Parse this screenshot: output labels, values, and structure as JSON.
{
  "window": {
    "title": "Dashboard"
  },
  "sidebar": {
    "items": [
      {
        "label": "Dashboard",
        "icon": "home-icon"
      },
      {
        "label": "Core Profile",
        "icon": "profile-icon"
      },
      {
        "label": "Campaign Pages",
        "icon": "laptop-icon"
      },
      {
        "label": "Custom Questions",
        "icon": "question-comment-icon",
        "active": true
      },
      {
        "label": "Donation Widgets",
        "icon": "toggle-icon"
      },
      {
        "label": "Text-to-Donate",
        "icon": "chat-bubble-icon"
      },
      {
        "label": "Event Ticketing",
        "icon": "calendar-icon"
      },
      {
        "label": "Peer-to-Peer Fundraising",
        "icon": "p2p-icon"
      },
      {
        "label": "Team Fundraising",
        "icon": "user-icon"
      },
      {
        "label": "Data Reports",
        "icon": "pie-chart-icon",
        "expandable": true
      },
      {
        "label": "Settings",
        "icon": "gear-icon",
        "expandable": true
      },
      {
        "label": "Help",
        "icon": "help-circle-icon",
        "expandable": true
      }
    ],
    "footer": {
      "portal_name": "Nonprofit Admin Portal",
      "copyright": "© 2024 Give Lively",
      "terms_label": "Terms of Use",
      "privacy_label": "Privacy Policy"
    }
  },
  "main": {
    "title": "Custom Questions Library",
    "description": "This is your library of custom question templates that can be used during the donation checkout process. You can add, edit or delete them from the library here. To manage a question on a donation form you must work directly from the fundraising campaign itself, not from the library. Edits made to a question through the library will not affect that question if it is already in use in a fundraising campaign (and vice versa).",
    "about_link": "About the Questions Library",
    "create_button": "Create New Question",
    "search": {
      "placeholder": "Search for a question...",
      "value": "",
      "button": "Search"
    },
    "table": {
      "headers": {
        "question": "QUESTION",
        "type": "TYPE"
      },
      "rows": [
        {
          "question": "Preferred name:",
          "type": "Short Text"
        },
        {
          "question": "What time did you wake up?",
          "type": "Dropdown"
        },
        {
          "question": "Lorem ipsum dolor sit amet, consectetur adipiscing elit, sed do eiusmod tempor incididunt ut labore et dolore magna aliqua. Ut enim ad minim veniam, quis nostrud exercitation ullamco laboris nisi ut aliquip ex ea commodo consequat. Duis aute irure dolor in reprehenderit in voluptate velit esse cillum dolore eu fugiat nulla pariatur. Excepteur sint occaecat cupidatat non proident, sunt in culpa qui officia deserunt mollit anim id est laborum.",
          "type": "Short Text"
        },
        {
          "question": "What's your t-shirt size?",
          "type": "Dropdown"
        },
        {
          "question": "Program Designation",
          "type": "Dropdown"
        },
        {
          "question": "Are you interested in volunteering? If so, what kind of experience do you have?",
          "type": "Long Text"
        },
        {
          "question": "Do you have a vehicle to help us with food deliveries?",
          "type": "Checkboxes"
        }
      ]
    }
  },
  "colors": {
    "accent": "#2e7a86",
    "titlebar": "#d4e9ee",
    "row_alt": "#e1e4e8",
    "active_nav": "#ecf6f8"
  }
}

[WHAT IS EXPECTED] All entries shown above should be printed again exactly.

[RESPONSE BOX]
Parse this screenshot: output labels, values, and structure as JSON.
{
  "window": {
    "title": "Dashboard"
  },
  "sidebar": {
    "items": [
      {
        "label": "Dashboard",
        "icon": "home-icon"
      },
      {
        "label": "Core Profile",
        "icon": "profile-icon"
      },
      {
        "label": "Campaign Pages",
        "icon": "laptop-icon"
      },
      {
        "label": "Custom Questions",
        "icon": "question-comment-icon",
        "active": true
      },
      {
        "label": "Donation Widgets",
        "icon": "toggle-icon"
      },
      {
        "label": "Text-to-Donate",
        "icon": "chat-bubble-icon"
      },
      {
        "label": "Event Ticketing",
        "icon": "calendar-icon"
      },
      {
        "label": "Peer-to-Peer Fundraising",
        "icon": "p2p-icon"
      },
      {
        "label": "Team Fundraising",
        "icon": "user-icon"
      },
      {
        "label": "Data Reports",
        "icon": "pie-chart-icon",
        "expandable": true
      },
      {
        "label": "Settings",
        "icon": "gear-icon",
        "expandable": true
      },
      {
        "label": "Help",
        "icon": "help-circle-icon",
        "expandable": true
      }
    ],
    "footer": {
      "portal_name": "Nonprofit Admin Portal",
      "copyright": "© 2024 Give Lively",
      "terms_label": "Terms of Use",
      "privacy_label": "Privacy Policy"
    }
  },
  "main": {
    "title": "Custom Questions Library",
    "description": "This is your library of custom question templates that can be used during the donation checkout process. You can add, edit or delete them from the library here. To manage a question on a donation form you must work directly from the fundraising campaign itself, not from the library. Edits made to a question through the library will not affect that question if it is already in use in a fundraising campaign (and vice versa).",
    "about_link": "About the Questions Library",
    "create_button": "Create New Question",
    "search": {
      "placeholder": "Search for a question...",
      "value": "",
      "button": "Search"
    },
    "table": {
      "headers": {
        "question": "QUESTION",
        "type": "TYPE"
      },
      "rows": [
        {
          "question": "Preferred name:",
          "type": "Short Text"
        },
        {
          "question": "What time did you wake up?",
          "type": "Dropdown"
        },
        {
          "question": "Lorem ipsum dolor sit amet, consectetur adipiscing elit, sed do eiusmod tempor incididunt ut labore et dolore magna aliqua. Ut enim ad minim veniam, quis nostrud exercitation ullamco laboris nisi ut aliquip ex ea commodo consequat. Duis aute irure dolor in reprehenderit in voluptate velit esse cillum dolore eu fugiat nulla pariatur. Excepteur sint occaecat cupidatat non proident, sunt in culpa qui officia deserunt mollit anim id est laborum.",
          "type": "Short Text"
        },
        {
          "question": "What's your t-shirt size?",
          "type": "Dropdown"
        },
        {
          "question": "Program Designation",
          "type": "Dropdown"
        },
        {
          "question": "Are you interested in volunteering? If so, what kind of experience do you have?",
          "type": "Long Text"
        },
        {
          "question": "Do you have a vehicle to help us with food deliveries?",
          "type": "Checkboxes"
        }
      ]
    }
  },
  "colors": {
    "accent": "#2e7a86",
    "titlebar": "#d4e9ee",
    "row_alt": "#e1e4e8",
    "active_nav": "#ecf6f8"
  }
}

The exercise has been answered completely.